EGRIFTA will not reverse facial wasting and will not increase arm or leg width. It does not address the kind of fat that is acquired through overeating and not exercising. It specifically targets fat surrounding the internal organs in the abdomen.
Appleby described the trials that led to the FDA approval of EGRIFTA. No one with an active malignancy was allowed to participate, and all participants had to be off Serostim for at least 6 months. Those in the study were also asked to follow a healthy diet and exercise routine. The critical results were calculated not in weight but in fat distribution measurements. Steve was one of the participants in those trials who experienced a satisfying reduction of his lipohypertrophy, and then its unfortunate return after the treatments ended.

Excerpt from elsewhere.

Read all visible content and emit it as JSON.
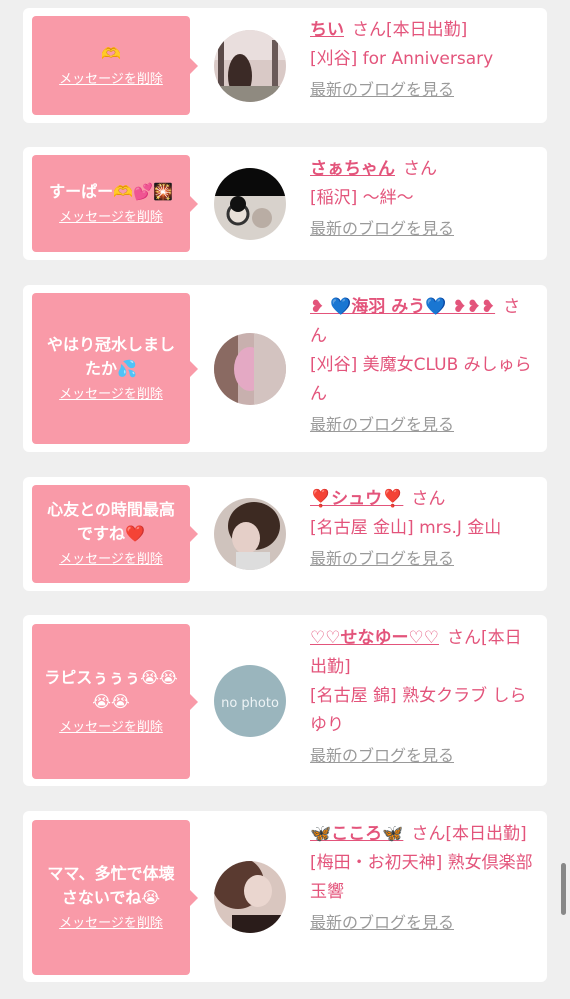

Despite the fact that the FDA has approved EGRIFTA as a treatment for a syndrome that can be damaging to the cardio-vascular system, the biggest marketing hurdle is the refusal of many insurance companies to consider it anything more than a cosmetic treatment. Those insurers are also shortsighted in their refusal to see that erasing the scarlet letter of HIV infection will have a restorative impact on the daily lives of HIV-positive men, with an overall betterment of their health and a consequential lowering of other costly HIV-related treatments and medications covered by most health insurance providers. During the question and answer portion of the EGRIFTA seminar, some spoke about the unclear possibility of a patient assistance program and about current monthly co-pays that vary drastically from a few dollars to a reported high of $600. In the USA, EGRIFTA is distributed by Serono Laboratories and is not currently available at some of the national drug store chains. Many HIV doctors are still unfamiliar with EGRIFTA, and their patients are driving their continued education with requests for the treatment.
After the seminar, Steve reported that the attendees were satisfied that EGRIFTA's benefits are clear, as was the fact that there is little that can be done but wait for the drug's developer and marketer to battle successfully with health insurance companies that consider it an unnecessary cosmetic intervention, similar to liposuction.
At the POZitive Attitudes meeting, Appleby was preaching to the choir when he concluded his seminar by saying "The bottom line is that EGRIFTA is a good drug with few side effects."
(A version of this profile appeared recently in South Florida Gay News.)